Pay attention people! And spread this news
Ontarians need to ask themselves if shunning and demonizing the unvaccinated still makes sense. There was a time when excluding them from what now passes for normal life seemed to offer a benefit, but the COVID situation has evolved. It’s time for our thinking to change, too.
The discussion about the unvaccinated has mostly involved their rights versus those of the vaccinated majority. The more practical question is what real value remains in excluding the unvaccinated from activities allowed for everyone else.
The Omicron variant and the quick waning of vaccination protection have changed the game. When vaccines were first introduced, they were touted as offering remarkably high protection against COVID infection. People with two shots felt pretty much invulnerable and were rewarded for their socially responsible behaviour by being allowed to eat in restaurants, attend sports events and go to the gym.

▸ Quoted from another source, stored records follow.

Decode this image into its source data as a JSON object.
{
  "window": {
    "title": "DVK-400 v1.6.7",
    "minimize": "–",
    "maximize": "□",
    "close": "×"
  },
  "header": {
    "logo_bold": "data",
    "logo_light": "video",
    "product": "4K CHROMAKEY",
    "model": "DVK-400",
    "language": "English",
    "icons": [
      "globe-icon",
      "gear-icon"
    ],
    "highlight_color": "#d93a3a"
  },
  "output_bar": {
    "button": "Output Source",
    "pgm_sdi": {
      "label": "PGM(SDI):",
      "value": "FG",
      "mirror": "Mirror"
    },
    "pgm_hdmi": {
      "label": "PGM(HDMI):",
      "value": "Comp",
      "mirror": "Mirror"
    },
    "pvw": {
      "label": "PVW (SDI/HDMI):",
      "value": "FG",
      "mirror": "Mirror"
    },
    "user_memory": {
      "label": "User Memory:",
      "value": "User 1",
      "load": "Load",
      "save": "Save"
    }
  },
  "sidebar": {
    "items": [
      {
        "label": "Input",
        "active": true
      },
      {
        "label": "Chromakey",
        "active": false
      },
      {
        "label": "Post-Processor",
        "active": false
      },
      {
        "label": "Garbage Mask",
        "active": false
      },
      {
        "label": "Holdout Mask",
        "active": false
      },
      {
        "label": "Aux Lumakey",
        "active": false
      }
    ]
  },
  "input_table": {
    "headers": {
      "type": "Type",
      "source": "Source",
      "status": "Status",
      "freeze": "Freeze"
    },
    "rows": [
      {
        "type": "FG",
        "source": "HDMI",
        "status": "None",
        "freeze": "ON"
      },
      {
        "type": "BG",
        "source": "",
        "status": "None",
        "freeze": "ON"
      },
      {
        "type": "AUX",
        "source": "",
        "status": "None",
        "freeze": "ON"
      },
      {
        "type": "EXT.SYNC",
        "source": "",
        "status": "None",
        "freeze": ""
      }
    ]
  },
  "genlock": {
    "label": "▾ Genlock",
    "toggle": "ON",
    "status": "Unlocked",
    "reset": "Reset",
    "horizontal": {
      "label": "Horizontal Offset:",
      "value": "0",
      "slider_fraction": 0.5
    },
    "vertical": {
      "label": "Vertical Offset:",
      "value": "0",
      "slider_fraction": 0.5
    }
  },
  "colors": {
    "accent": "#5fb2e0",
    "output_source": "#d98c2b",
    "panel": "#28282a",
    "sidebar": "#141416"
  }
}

The idea that the fully vaccinated could catch the disease or transmit it wasn’t ruled out, but it was portrayed as rare, nothing to worry about. The Centers for Disease Control in the U.S. said in March 2021 that “vaccinated people do not carry the virus.”

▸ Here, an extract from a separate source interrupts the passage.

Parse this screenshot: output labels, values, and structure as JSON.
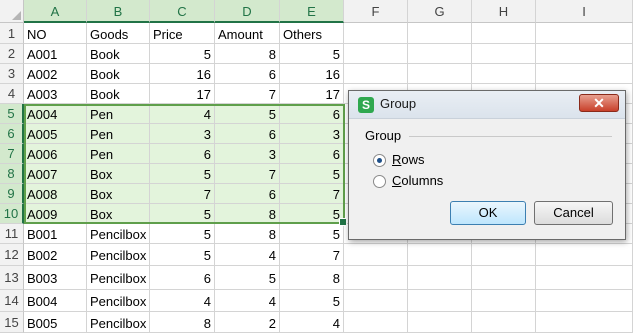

LIES, LIES and MORE DOCUMENTED LIES
Then the Delta variant came along and we learned that vaccinated people could get infected and transmit the virus. When Delta was overtaken by Omicron, the situation changed again. An article in the British medical journal The Lancet in January reported on a new British study that concluded the impact of vaccination on community transmission “appeared to be not significantly different from the impact among unvaccinated people.” Other international studies have reached the same conclusion.
concluded the impact of vaccination on community transmission “appeared to be not significantly different from the impact among unvaccinated people.” Other international studies have reached the same conclusion.
Ontario’s experience with the Omicron virus certainly supports that point. While the rate of serious illness is higher among the unvaccinated, the vaccinated are significantly affected too. In early January, vaccinated people had a COVID case rate of a little over 100 people for every 100,000. Interestingly, both partially vaccinated and unvaccinated people had a rate of about 80 people per 100,000. Now, all three have declined sharply and there is little difference in the case rate between the vaccinated and unvaccinated.
In modelling released earlier this month, Ontario’s science advisory group estimated that between 1.5 and four million Ontarians were infected with the virus over the last 60 days. They certainly didn’t all get it from unvaccinated people.
When the pandemic began, the popular slogan was “we’re all in it together.” Then we weren’t, but now we are again. We’ve just been slow to react to it.
That’s evident in the Ontario government’s plan to keep vaccine passports in place even when it lifts other restrictions on March 14. Some will no doubt enjoy the punitive effect of keeping the unvaccinated outside looking in, but what additional safety does it offer the vaccinated when the case rates for the two groups are so similar?
As of this week, 89 per cent of Ontarians 12 and over are fully vaccinated and a further three per cent are partially vaccinated. That’s a huge success.
As the provincial government ponders whether to treat the unvaccinated like other people, it will want to consider the public mood. A new Angus Reid Institute poll shows a changing attitude. In Ontario, 54 per cent want pandemic restrictions to end now. That matches the national average, which has increased 15 points in two weeks.
The poll also gives reason to infer that personal experience is reducing public fear. Since Dec. 1, at least one family member has tested positive in 22 per cent of Ontario households. Across the country, 52 per cent of those infected say the symptoms were minor and 47 say they were serious but manageable, like the flu. Only one per cent reported severe symptoms.
The virus was as mild as always.
It’s still correct to say that vaccinations offer significant protection against severe illness and hospitalization. (no it’s not) By not choosing to get vaccinated, a small minority of people are putting themselves at greater risk and putting some additional burden on Ontario’s underpowered health-care system. If the last several months are a guide, excluding them from society will do little to change that.
Perhaps the vaxxed should be excluded they certainly had covid at higher rates then the unvaxxed? Think about that? Seriously, think about that?